What you have to do
An exact copy of all the records is the expected answer.

Exercise materials
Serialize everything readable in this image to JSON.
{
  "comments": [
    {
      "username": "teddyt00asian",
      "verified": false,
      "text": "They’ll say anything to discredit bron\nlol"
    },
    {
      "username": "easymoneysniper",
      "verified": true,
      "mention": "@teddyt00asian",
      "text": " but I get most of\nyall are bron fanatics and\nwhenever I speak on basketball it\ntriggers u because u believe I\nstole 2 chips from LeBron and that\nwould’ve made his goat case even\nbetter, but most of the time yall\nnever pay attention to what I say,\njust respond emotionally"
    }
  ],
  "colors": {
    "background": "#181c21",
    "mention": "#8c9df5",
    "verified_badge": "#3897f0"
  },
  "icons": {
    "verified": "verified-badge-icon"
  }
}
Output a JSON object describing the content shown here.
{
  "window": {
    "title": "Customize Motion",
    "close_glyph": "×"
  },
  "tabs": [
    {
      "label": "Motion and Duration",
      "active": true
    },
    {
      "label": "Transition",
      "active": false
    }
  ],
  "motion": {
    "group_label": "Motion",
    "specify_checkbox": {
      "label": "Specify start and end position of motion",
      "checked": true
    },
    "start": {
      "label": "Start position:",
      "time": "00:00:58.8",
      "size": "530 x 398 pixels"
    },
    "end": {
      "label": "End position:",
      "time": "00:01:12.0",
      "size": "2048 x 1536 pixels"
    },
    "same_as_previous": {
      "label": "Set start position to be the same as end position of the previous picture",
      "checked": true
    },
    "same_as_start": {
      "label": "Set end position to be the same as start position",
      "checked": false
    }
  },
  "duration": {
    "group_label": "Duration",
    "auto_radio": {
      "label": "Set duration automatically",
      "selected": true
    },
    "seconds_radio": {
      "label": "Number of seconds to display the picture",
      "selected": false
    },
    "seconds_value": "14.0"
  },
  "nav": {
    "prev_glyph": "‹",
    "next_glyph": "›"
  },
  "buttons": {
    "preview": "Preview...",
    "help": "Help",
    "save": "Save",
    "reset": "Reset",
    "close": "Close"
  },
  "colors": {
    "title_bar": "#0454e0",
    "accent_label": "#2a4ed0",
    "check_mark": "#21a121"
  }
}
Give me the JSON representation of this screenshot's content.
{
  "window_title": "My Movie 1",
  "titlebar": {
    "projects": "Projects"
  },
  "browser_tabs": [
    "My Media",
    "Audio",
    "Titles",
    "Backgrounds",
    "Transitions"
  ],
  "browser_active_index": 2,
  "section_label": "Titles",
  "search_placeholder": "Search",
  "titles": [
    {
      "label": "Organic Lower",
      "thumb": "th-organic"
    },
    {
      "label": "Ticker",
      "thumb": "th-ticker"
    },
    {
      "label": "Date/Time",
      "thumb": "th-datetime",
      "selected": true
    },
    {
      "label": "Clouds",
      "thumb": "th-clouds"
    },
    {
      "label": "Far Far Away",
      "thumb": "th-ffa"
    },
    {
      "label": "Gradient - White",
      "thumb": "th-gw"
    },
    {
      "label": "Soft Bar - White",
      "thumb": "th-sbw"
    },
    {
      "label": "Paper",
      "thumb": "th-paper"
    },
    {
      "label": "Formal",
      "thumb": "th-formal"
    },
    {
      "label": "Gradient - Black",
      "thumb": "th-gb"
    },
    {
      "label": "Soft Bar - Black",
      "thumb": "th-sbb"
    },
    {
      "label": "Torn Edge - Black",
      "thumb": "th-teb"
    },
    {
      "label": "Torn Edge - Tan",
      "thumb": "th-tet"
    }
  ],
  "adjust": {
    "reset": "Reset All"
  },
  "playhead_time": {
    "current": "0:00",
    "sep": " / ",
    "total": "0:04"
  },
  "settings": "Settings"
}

Your response
Serialize everything readable in this image to JSON.
{
  "comments": [
    {
      "username": "teddyt00asian",
      "verified": false,
      "text": "They’ll say anything to discredit bron\nlol"
    },
    {
      "username": "easymoneysniper",
      "verified": true,
      "mention": "@teddyt00asian",
      "text": " but I get most of\nyall are bron fanatics and\nwhenever I speak on basketball it\ntriggers u because u believe I\nstole 2 chips from LeBron and that\nwould’ve made his goat case even\nbetter, but most of the time yall\nnever pay attention to what I say,\njust respond emotionally"
    }
  ],
  "colors": {
    "background": "#181c21",
    "mention": "#8c9df5",
    "verified_badge": "#3897f0"
  },
  "icons": {
    "verified": "verified-badge-icon"
  }
}
Output a JSON object describing the content shown here.
{
  "window": {
    "title": "Customize Motion",
    "close_glyph": "×"
  },
  "tabs": [
    {
      "label": "Motion and Duration",
      "active": true
    },
    {
      "label": "Transition",
      "active": false
    }
  ],
  "motion": {
    "group_label": "Motion",
    "specify_checkbox": {
      "label": "Specify start and end position of motion",
      "checked": true
    },
    "start": {
      "label": "Start position:",
      "time": "00:00:58.8",
      "size": "530 x 398 pixels"
    },
    "end": {
      "label": "End position:",
      "time": "00:01:12.0",
      "size": "2048 x 1536 pixels"
    },
    "same_as_previous": {
      "label": "Set start position to be the same as end position of the previous picture",
      "checked": true
    },
    "same_as_start": {
      "label": "Set end position to be the same as start position",
      "checked": false
    }
  },
  "duration": {
    "group_label": "Duration",
    "auto_radio": {
      "label": "Set duration automatically",
      "selected": true
    },
    "seconds_radio": {
      "label": "Number of seconds to display the picture",
      "selected": false
    },
    "seconds_value": "14.0"
  },
  "nav": {
    "prev_glyph": "‹",
    "next_glyph": "›"
  },
  "buttons": {
    "preview": "Preview...",
    "help": "Help",
    "save": "Save",
    "reset": "Reset",
    "close": "Close"
  },
  "colors": {
    "title_bar": "#0454e0",
    "accent_label": "#2a4ed0",
    "check_mark": "#21a121"
  }
}
Give me the JSON representation of this screenshot's content.
{
  "window_title": "My Movie 1",
  "titlebar": {
    "projects": "Projects"
  },
  "browser_tabs": [
    "My Media",
    "Audio",
    "Titles",
    "Backgrounds",
    "Transitions"
  ],
  "browser_active_index": 2,
  "section_label": "Titles",
  "search_placeholder": "Search",
  "titles": [
    {
      "label": "Organic Lower",
      "thumb": "th-organic"
    },
    {
      "label": "Ticker",
      "thumb": "th-ticker"
    },
    {
      "label": "Date/Time",
      "thumb": "th-datetime",
      "selected": true
    },
    {
      "label": "Clouds",
      "thumb": "th-clouds"
    },
    {
      "label": "Far Far Away",
      "thumb": "th-ffa"
    },
    {
      "label": "Gradient - White",
      "thumb": "th-gw"
    },
    {
      "label": "Soft Bar - White",
      "thumb": "th-sbw"
    },
    {
      "label": "Paper",
      "thumb": "th-paper"
    },
    {
      "label": "Formal",
      "thumb": "th-formal"
    },
    {
      "label": "Gradient - Black",
      "thumb": "th-gb"
    },
    {
      "label": "Soft Bar - Black",
      "thumb": "th-sbb"
    },
    {
      "label": "Torn Edge - Black",
      "thumb": "th-teb"
    },
    {
      "label": "Torn Edge - Tan",
      "thumb": "th-tet"
    }
  ],
  "adjust": {
    "reset": "Reset All"
  },
  "playhead_time": {
    "current": "0:00",
    "sep": " / ",
    "total": "0:04"
  },
  "settings": "Settings"
}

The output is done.